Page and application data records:
#####

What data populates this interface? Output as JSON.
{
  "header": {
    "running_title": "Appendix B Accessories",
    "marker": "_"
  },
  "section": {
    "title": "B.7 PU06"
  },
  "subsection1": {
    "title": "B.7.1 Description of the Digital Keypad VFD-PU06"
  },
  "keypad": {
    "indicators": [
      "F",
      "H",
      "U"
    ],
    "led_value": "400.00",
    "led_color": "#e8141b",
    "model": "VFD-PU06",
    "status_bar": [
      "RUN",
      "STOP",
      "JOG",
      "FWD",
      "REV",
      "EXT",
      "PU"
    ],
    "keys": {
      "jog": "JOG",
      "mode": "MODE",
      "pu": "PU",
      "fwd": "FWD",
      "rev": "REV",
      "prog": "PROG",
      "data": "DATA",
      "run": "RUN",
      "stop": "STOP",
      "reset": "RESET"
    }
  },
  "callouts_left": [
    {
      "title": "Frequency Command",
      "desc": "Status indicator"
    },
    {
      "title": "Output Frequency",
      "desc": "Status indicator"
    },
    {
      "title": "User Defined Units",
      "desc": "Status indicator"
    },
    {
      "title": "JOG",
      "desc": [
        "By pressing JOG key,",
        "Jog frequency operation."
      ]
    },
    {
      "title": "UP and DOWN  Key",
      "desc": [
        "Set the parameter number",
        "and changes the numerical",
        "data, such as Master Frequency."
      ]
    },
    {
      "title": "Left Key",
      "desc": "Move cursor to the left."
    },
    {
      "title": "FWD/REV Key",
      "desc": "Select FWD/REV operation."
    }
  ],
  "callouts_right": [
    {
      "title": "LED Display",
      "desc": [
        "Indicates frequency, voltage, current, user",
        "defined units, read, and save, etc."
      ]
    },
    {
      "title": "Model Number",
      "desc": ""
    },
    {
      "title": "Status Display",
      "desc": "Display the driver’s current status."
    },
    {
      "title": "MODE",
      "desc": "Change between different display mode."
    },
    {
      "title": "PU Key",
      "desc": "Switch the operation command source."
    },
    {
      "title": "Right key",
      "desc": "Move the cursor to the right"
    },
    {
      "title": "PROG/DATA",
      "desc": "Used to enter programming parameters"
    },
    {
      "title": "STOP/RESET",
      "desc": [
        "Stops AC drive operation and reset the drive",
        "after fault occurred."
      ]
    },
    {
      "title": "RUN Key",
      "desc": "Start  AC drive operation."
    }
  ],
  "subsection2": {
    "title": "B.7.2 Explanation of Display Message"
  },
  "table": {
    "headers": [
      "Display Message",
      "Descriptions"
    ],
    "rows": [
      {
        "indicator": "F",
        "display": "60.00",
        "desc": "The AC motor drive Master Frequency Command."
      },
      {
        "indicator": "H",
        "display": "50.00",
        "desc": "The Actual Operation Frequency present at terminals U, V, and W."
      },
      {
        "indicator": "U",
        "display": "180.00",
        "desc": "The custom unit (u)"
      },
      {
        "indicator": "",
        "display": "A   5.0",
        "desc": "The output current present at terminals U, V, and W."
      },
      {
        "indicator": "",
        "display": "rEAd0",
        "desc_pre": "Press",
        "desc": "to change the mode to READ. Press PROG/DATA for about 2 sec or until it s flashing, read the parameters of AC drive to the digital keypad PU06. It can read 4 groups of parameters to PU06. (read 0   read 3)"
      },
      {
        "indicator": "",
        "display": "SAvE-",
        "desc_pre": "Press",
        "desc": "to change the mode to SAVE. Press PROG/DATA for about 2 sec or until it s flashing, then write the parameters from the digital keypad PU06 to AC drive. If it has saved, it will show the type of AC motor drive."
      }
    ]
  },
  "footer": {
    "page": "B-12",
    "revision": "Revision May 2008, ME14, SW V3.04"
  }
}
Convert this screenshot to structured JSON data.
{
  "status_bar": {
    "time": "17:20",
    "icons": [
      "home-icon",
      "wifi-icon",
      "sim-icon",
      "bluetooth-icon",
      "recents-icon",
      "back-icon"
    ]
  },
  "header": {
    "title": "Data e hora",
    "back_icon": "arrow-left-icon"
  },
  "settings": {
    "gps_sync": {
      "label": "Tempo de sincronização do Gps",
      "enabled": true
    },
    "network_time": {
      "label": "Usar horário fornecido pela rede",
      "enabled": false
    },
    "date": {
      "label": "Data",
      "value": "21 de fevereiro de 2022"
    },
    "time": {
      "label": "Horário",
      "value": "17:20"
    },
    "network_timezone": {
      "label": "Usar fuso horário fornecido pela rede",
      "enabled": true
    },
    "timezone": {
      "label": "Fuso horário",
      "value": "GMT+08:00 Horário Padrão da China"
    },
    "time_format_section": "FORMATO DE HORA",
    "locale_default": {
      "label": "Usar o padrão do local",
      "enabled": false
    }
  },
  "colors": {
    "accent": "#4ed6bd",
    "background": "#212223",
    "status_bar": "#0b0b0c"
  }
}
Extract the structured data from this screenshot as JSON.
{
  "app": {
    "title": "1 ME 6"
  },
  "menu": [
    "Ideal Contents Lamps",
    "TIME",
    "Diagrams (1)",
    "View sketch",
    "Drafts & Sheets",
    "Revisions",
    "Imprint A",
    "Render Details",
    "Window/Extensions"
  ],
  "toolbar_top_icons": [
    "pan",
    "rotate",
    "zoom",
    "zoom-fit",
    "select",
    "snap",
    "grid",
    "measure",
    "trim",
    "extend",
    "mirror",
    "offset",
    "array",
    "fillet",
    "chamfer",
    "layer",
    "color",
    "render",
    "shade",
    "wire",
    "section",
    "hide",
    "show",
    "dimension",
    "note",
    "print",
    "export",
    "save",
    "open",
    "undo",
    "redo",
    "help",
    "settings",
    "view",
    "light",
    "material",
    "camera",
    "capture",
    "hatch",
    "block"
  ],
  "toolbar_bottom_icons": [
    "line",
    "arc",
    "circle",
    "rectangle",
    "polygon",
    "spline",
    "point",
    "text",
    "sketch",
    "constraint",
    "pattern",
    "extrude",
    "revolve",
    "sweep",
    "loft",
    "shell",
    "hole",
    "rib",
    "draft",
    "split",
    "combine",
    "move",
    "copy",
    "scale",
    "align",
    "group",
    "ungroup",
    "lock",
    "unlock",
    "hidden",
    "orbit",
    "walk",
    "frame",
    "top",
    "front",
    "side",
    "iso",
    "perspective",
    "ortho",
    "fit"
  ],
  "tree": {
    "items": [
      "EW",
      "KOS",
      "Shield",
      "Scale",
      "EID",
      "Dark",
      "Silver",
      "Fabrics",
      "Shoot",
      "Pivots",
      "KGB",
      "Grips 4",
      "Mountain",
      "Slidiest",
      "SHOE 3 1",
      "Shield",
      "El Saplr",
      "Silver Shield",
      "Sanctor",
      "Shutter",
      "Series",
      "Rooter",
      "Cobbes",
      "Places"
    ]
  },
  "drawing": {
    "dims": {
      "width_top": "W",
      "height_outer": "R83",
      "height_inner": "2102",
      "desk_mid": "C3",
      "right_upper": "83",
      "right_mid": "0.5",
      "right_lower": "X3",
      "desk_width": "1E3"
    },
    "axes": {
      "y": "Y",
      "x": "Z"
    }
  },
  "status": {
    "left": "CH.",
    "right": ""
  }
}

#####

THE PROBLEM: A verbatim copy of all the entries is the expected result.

PROBLEM SOLUTION:
What data populates this interface? Output as JSON.
{
  "header": {
    "running_title": "Appendix B Accessories",
    "marker": "_"
  },
  "section": {
    "title": "B.7 PU06"
  },
  "subsection1": {
    "title": "B.7.1 Description of the Digital Keypad VFD-PU06"
  },
  "keypad": {
    "indicators": [
      "F",
      "H",
      "U"
    ],
    "led_value": "400.00",
    "led_color": "#e8141b",
    "model": "VFD-PU06",
    "status_bar": [
      "RUN",
      "STOP",
      "JOG",
      "FWD",
      "REV",
      "EXT",
      "PU"
    ],
    "keys": {
      "jog": "JOG",
      "mode": "MODE",
      "pu": "PU",
      "fwd": "FWD",
      "rev": "REV",
      "prog": "PROG",
      "data": "DATA",
      "run": "RUN",
      "stop": "STOP",
      "reset": "RESET"
    }
  },
  "callouts_left": [
    {
      "title": "Frequency Command",
      "desc": "Status indicator"
    },
    {
      "title": "Output Frequency",
      "desc": "Status indicator"
    },
    {
      "title": "User Defined Units",
      "desc": "Status indicator"
    },
    {
      "title": "JOG",
      "desc": [
        "By pressing JOG key,",
        "Jog frequency operation."
      ]
    },
    {
      "title": "UP and DOWN  Key",
      "desc": [
        "Set the parameter number",
        "and changes the numerical",
        "data, such as Master Frequency."
      ]
    },
    {
      "title": "Left Key",
      "desc": "Move cursor to the left."
    },
    {
      "title": "FWD/REV Key",
      "desc": "Select FWD/REV operation."
    }
  ],
  "callouts_right": [
    {
      "title": "LED Display",
      "desc": [
        "Indicates frequency, voltage, current, user",
        "defined units, read, and save, etc."
      ]
    },
    {
      "title": "Model Number",
      "desc": ""
    },
    {
      "title": "Status Display",
      "desc": "Display the driver’s current status."
    },
    {
      "title": "MODE",
      "desc": "Change between different display mode."
    },
    {
      "title": "PU Key",
      "desc": "Switch the operation command source."
    },
    {
      "title": "Right key",
      "desc": "Move the cursor to the right"
    },
    {
      "title": "PROG/DATA",
      "desc": "Used to enter programming parameters"
    },
    {
      "title": "STOP/RESET",
      "desc": [
        "Stops AC drive operation and reset the drive",
        "after fault occurred."
      ]
    },
    {
      "title": "RUN Key",
      "desc": "Start  AC drive operation."
    }
  ],
  "subsection2": {
    "title": "B.7.2 Explanation of Display Message"
  },
  "table": {
    "headers": [
      "Display Message",
      "Descriptions"
    ],
    "rows": [
      {
        "indicator": "F",
        "display": "60.00",
        "desc": "The AC motor drive Master Frequency Command."
      },
      {
        "indicator": "H",
        "display": "50.00",
        "desc": "The Actual Operation Frequency present at terminals U, V, and W."
      },
      {
        "indicator": "U",
        "display": "180.00",
        "desc": "The custom unit (u)"
      },
      {
        "indicator": "",
        "display": "A   5.0",
        "desc": "The output current present at terminals U, V, and W."
      },
      {
        "indicator": "",
        "display": "rEAd0",
        "desc_pre": "Press",
        "desc": "to change the mode to READ. Press PROG/DATA for about 2 sec or until it s flashing, read the parameters of AC drive to the digital keypad PU06. It can read 4 groups of parameters to PU06. (read 0   read 3)"
      },
      {
        "indicator": "",
        "display": "SAvE-",
        "desc_pre": "Press",
        "desc": "to change the mode to SAVE. Press PROG/DATA for about 2 sec or until it s flashing, then write the parameters from the digital keypad PU06 to AC drive. If it has saved, it will show the type of AC motor drive."
      }
    ]
  },
  "footer": {
    "page": "B-12",
    "revision": "Revision May 2008, ME14, SW V3.04"
  }
}
Convert this screenshot to structured JSON data.
{
  "status_bar": {
    "time": "17:20",
    "icons": [
      "home-icon",
      "wifi-icon",
      "sim-icon",
      "bluetooth-icon",
      "recents-icon",
      "back-icon"
    ]
  },
  "header": {
    "title": "Data e hora",
    "back_icon": "arrow-left-icon"
  },
  "settings": {
    "gps_sync": {
      "label": "Tempo de sincronização do Gps",
      "enabled": true
    },
    "network_time": {
      "label": "Usar horário fornecido pela rede",
      "enabled": false
    },
    "date": {
      "label": "Data",
      "value": "21 de fevereiro de 2022"
    },
    "time": {
      "label": "Horário",
      "value": "17:20"
    },
    "network_timezone": {
      "label": "Usar fuso horário fornecido pela rede",
      "enabled": true
    },
    "timezone": {
      "label": "Fuso horário",
      "value": "GMT+08:00 Horário Padrão da China"
    },
    "time_format_section": "FORMATO DE HORA",
    "locale_default": {
      "label": "Usar o padrão do local",
      "enabled": false
    }
  },
  "colors": {
    "accent": "#4ed6bd",
    "background": "#212223",
    "status_bar": "#0b0b0c"
  }
}
Extract the structured data from this screenshot as JSON.
{
  "app": {
    "title": "1 ME 6"
  },
  "menu": [
    "Ideal Contents Lamps",
    "TIME",
    "Diagrams (1)",
    "View sketch",
    "Drafts & Sheets",
    "Revisions",
    "Imprint A",
    "Render Details",
    "Window/Extensions"
  ],
  "toolbar_top_icons": [
    "pan",
    "rotate",
    "zoom",
    "zoom-fit",
    "select",
    "snap",
    "grid",
    "measure",
    "trim",
    "extend",
    "mirror",
    "offset",
    "array",
    "fillet",
    "chamfer",
    "layer",
    "color",
    "render",
    "shade",
    "wire",
    "section",
    "hide",
    "show",
    "dimension",
    "note",
    "print",
    "export",
    "save",
    "open",
    "undo",
    "redo",
    "help",
    "settings",
    "view",
    "light",
    "material",
    "camera",
    "capture",
    "hatch",
    "block"
  ],
  "toolbar_bottom_icons": [
    "line",
    "arc",
    "circle",
    "rectangle",
    "polygon",
    "spline",
    "point",
    "text",
    "sketch",
    "constraint",
    "pattern",
    "extrude",
    "revolve",
    "sweep",
    "loft",
    "shell",
    "hole",
    "rib",
    "draft",
    "split",
    "combine",
    "move",
    "copy",
    "scale",
    "align",
    "group",
    "ungroup",
    "lock",
    "unlock",
    "hidden",
    "orbit",
    "walk",
    "frame",
    "top",
    "front",
    "side",
    "iso",
    "perspective",
    "ortho",
    "fit"
  ],
  "tree": {
    "items": [
      "EW",
      "KOS",
      "Shield",
      "Scale",
      "EID",
      "Dark",
      "Silver",
      "Fabrics",
      "Shoot",
      "Pivots",
      "KGB",
      "Grips 4",
      "Mountain",
      "Slidiest",
      "SHOE 3 1",
      "Shield",
      "El Saplr",
      "Silver Shield",
      "Sanctor",
      "Shutter",
      "Series",
      "Rooter",
      "Cobbes",
      "Places"
    ]
  },
  "drawing": {
    "dims": {
      "width_top": "W",
      "height_outer": "R83",
      "height_inner": "2102",
      "desk_mid": "C3",
      "right_upper": "83",
      "right_mid": "0.5",
      "right_lower": "X3",
      "desk_width": "1E3"
    },
    "axes": {
      "y": "Y",
      "x": "Z"
    }
  },
  "status": {
    "left": "CH.",
    "right": ""
  }
}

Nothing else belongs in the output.